(Records from a collection)
------------------------
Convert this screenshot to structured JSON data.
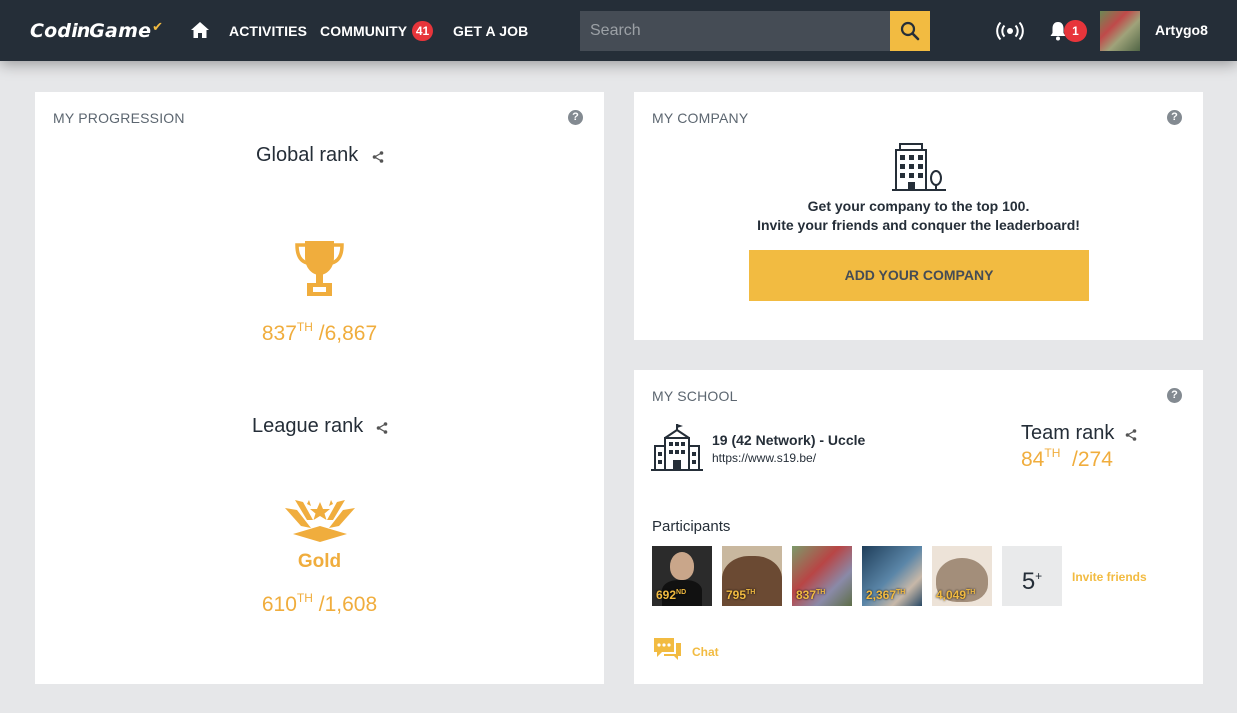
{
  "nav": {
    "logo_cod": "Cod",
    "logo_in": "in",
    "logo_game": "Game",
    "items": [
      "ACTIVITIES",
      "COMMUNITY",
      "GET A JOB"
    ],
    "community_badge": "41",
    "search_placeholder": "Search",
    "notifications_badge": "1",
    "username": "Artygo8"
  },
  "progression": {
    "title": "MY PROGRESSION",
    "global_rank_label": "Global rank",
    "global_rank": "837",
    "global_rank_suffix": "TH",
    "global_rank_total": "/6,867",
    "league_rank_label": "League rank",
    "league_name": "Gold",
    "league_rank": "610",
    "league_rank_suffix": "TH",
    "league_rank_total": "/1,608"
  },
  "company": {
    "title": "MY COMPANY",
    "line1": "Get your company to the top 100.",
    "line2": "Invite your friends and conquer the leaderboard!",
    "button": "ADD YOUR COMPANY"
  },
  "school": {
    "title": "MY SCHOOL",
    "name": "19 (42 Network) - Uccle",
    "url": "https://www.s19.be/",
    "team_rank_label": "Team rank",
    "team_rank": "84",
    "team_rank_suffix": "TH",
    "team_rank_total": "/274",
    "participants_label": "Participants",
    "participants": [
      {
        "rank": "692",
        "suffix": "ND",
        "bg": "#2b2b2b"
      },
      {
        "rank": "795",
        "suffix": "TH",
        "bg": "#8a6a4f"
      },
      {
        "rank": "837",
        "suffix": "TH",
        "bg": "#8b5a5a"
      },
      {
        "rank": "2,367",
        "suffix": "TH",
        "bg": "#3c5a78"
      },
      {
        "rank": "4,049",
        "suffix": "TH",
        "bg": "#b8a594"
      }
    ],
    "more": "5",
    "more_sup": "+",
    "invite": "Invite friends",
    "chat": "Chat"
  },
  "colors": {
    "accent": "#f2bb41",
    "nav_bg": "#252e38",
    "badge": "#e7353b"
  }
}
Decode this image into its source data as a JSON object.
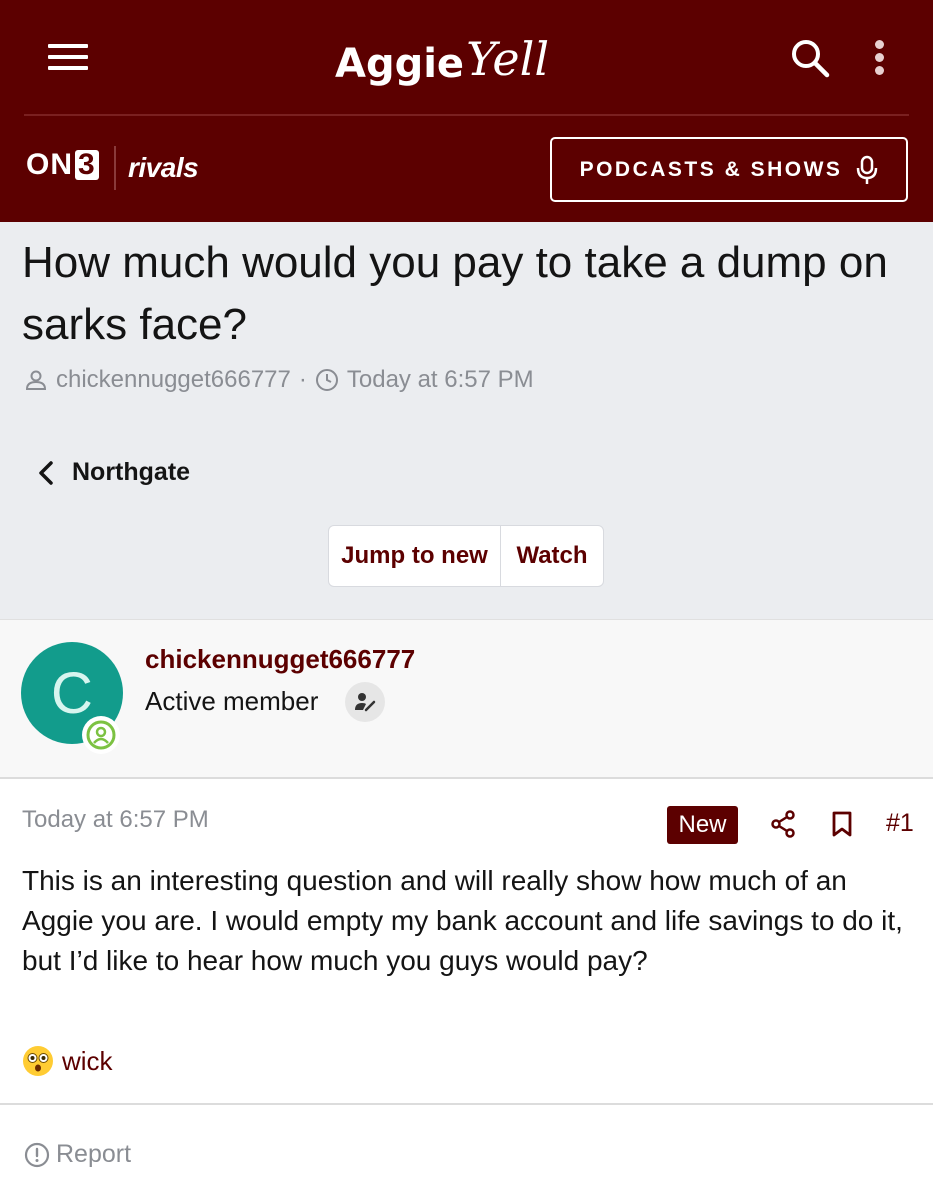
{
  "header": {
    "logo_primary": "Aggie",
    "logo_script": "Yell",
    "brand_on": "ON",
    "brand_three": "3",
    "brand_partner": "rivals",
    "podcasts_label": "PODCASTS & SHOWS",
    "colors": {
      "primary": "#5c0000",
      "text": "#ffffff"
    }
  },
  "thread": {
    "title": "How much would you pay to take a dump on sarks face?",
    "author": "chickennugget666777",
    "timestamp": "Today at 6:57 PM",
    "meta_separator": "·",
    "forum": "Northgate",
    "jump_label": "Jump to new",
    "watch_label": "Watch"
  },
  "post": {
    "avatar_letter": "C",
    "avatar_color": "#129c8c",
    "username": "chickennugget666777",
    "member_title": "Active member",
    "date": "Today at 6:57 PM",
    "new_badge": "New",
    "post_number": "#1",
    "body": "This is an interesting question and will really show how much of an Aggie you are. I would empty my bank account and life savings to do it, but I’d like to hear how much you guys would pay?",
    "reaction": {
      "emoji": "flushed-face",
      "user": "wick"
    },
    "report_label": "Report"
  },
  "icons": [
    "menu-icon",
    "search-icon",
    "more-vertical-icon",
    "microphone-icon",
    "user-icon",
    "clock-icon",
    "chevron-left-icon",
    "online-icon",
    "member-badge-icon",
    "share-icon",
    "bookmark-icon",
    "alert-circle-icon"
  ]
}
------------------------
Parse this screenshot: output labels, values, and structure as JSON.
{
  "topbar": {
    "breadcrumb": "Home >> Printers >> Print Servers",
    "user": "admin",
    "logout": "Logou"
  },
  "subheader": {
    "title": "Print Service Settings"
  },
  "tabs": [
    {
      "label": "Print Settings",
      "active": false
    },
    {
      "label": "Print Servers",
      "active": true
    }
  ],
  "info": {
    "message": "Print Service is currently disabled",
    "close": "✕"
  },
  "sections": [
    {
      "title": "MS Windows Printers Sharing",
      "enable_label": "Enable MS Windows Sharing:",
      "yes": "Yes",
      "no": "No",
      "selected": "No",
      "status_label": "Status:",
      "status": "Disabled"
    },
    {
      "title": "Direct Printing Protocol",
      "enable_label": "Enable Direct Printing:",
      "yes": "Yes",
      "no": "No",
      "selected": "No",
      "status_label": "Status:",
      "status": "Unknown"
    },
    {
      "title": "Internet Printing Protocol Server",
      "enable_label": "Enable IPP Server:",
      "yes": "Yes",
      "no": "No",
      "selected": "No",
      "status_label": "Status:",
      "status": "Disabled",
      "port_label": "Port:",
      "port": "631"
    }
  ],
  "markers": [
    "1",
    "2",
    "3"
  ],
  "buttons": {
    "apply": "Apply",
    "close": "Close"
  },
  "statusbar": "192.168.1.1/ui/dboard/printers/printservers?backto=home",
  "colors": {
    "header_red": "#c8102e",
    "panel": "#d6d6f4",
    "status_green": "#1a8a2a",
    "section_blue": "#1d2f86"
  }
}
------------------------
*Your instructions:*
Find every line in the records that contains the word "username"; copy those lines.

*Written solution:*
    "username": "Artygo8"
    "username": "chickennugget666777",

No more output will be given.